Gear List

Engage & Explore

Below is the suggested gear list. As we head outside in all types of weather, proper gear is helpful for a positive experience. GoingPLACES shirt may be layered with long-sleeved shirts.
  • Running shoes
  • Hiking shoes or boots – waterproof is suggested
  • GoingPLACES shirt
  • Long-sleeved shirt for layering
  • Pants/jeans or track pants. No leggings or jeans with rips
  • Fleece hoodie
  • Rain jacket with hood
  • Hat- toque for cold, hat for sun/rain
  • Gloves
  • Water bottle
  • Pocket warmers
  • Sunscreen


(Required gear)
  • Running shoes
  • Hiking shoes or boots – waterproof are needed.
  • GoingPLACES shirt
  • Thermal shirt- long sleeve
  • Pants- base layer- long johns, leggings 
  • Waterproof layer- rain pants
  • Fleece hoodie
  • Rain jacket with hood
  • Hat- toque for cold, hat for sun/rain
  • Gloves- for cold and wet conditions
  • Backpack
  • Water bottle or water bladder
  • Pocket warmers
  • Sunscreen
  • Sunglasses

Frequently Asked Questions

Where do you take the students? Will I know where they are going each week?

The students explore a variety of local environments. Occasionally, we travel east to Manning Park and west to Vancouver. We post the planned location on Google calendar the week before for students to access. 

What about bad weather?

We go out outside – rain or shine. Safety is paramount, so there are times when the weather will dictate a change in the planned activity (e.g. we would not hike if there was lightning). 

What happens if my child sleeps in and comes late to school?

We leave shortly after the second bell goes. If your child misses the bus, there is no-one to supervise them at school, and you will be called to pick them up.

What should my child wear for GoingPLACES?

See gear list above


Chawla, L., & Escalante, M. (2007). Student gains from place-based education.
Fact Sheet: https://www.colorado.edu/cedar/sites/default/files/attached-files/CYE_FactSheet2_Place-Based%20Education_December%202010_0.pdf

Dadvand, P., Nieuwenhuijsen, M., Esnaola, M., Forns, J., Basagana, X., Alvarez-Pedrerol, M., Rivas, I., Lopez-Vicente, M., De Castro Pascual, M., Su, J., Jerrett, M., Querol, X., & Sunyer, J. (2015).  Green spaces and cognitive development in primary schoolchildren. Proceedings of the National Academy of Sciences of the United States of America, 112, 7937-7942.

McCormick, R. (2017). Does access to green space impact the mental well-being of children: A systematic review. Journal of Pediatric Nursing, 37, 3-7. DOI: https://doi.org/10.1016/j.pedn.2017.08.027
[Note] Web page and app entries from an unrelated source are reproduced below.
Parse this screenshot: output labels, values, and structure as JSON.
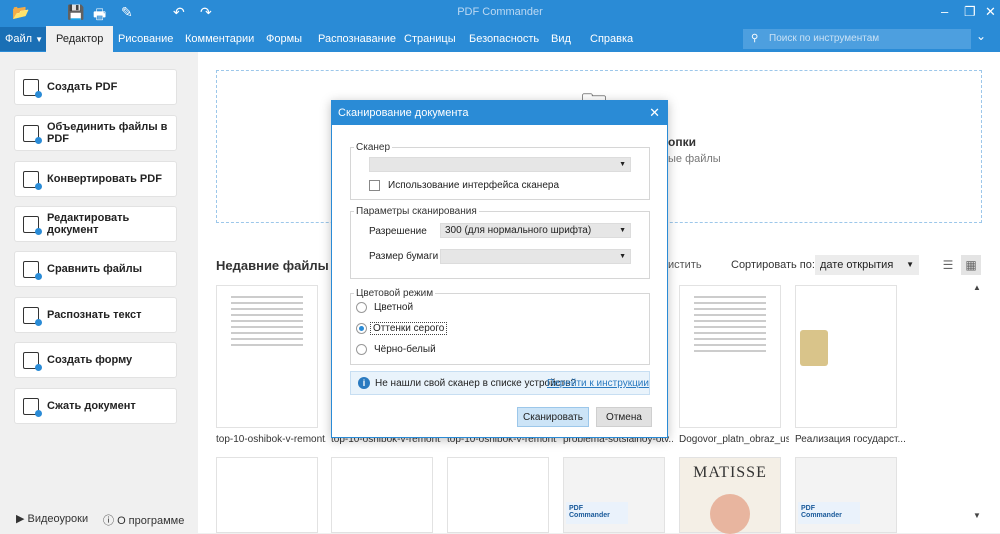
{
  "app": {
    "title": "PDF Commander"
  },
  "menu": {
    "file": "Файл",
    "items": [
      "Редактор",
      "Рисование",
      "Комментарии",
      "Формы",
      "Распознавание",
      "Страницы",
      "Безопасность",
      "Вид",
      "Справка"
    ],
    "active_index": 0,
    "search_placeholder": "Поиск по инструментам"
  },
  "sidebar": {
    "buttons": [
      {
        "label": "Создать PDF",
        "icon": "create-pdf-icon"
      },
      {
        "label": "Объединить файлы в PDF",
        "icon": "merge-files-icon"
      },
      {
        "label": "Конвертировать PDF",
        "icon": "convert-pdf-icon"
      },
      {
        "label": "Редактировать документ",
        "icon": "edit-document-icon"
      },
      {
        "label": "Сравнить файлы",
        "icon": "compare-files-icon"
      },
      {
        "label": "Распознать текст",
        "icon": "ocr-icon"
      },
      {
        "label": "Создать форму",
        "icon": "create-form-icon"
      },
      {
        "label": "Сжать документ",
        "icon": "compress-icon"
      }
    ],
    "footer": {
      "video": "Видеоуроки",
      "about": "О программе"
    }
  },
  "main": {
    "dropzone": {
      "line1": "опки",
      "line2": "ые файлы"
    },
    "recent_title": "Недавние файлы",
    "clear_label": "истить",
    "sort_label": "Сортировать по:",
    "sort_value": "дате открытия",
    "files": [
      "top-10-oshibok-v-remont...",
      "top-10-oshibok-v-remont...",
      "top-10-oshibok-v-remont...",
      "problema-sotsialnoy-otv...",
      "Dogovor_platn_obraz_us...",
      "Реализация государст..."
    ],
    "row2": {
      "matisse": "MATISSE",
      "pdf_commander": "PDF Commander"
    }
  },
  "dialog": {
    "title": "Сканирование документа",
    "scanner_group": "Сканер",
    "scanner_value": "",
    "use_interface": "Использование интерфейса сканера",
    "params_group": "Параметры сканирования",
    "resolution_label": "Разрешение",
    "resolution_value": "300 (для нормального шрифта)",
    "paper_label": "Размер бумаги",
    "paper_value": "",
    "color_group": "Цветовой режим",
    "color_options": [
      "Цветной",
      "Оттенки серого",
      "Чёрно-белый"
    ],
    "color_selected": 1,
    "info_text": "Не нашли свой сканер в списке устройств?",
    "info_link": "Перейти к инструкции",
    "scan_button": "Сканировать",
    "cancel_button": "Отмена"
  }
}
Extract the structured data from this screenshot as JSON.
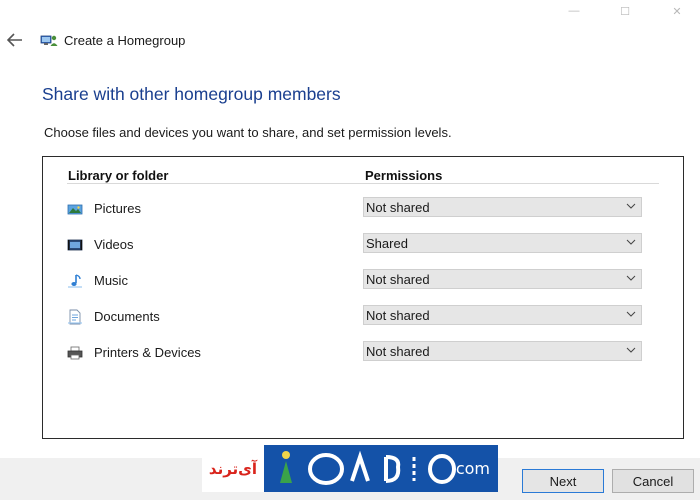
{
  "window": {
    "title": "Create a Homegroup",
    "controls": {
      "minimize": "—",
      "maximize": "☐",
      "close": "✕"
    }
  },
  "page": {
    "heading": "Share with other homegroup members",
    "instructions": "Choose files and devices you want to share, and set permission levels."
  },
  "table": {
    "columns": {
      "library": "Library or folder",
      "permissions": "Permissions"
    },
    "rows": [
      {
        "icon": "pictures-icon",
        "label": "Pictures",
        "permission": "Not shared"
      },
      {
        "icon": "videos-icon",
        "label": "Videos",
        "permission": "Shared"
      },
      {
        "icon": "music-icon",
        "label": "Music",
        "permission": "Not shared"
      },
      {
        "icon": "documents-icon",
        "label": "Documents",
        "permission": "Not shared"
      },
      {
        "icon": "printers-devices-icon",
        "label": "Printers & Devices",
        "permission": "Not shared"
      }
    ]
  },
  "footer": {
    "next": "Next",
    "cancel": "Cancel"
  },
  "watermark": {
    "text_left": "آی‌ترند",
    "text_right": ".com"
  },
  "colors": {
    "heading": "#1a3f8f",
    "select_bg": "#e6e6e6",
    "footer_bg": "#f0f0f0",
    "focus_border": "#2a7ad6",
    "watermark_blue": "#1452a8"
  }
}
Roe, J., & Aspinall, P. (2011). The restorative outcomes of forest school and conventional school in young people with good and poor behaviour. Urban Forestry and Urban Planning, 10, 205-212.

Skoutajan, S. (2012). Defending place-based education. Green Teacher, 97, 34-36.

Vander Ark, T., Liebtag, E., & McClennen, N. (2020). The Power of Place, ASCD


After careful consideration of the road conditions and the safety of everyone involved, it has been decided to cancel our Open House this year.
Registration will still open on Monday, January 22 at 8:30am as scheduled. Registration forms are available to print in advance under the admissions tab on this site. Thank you for your support and patience!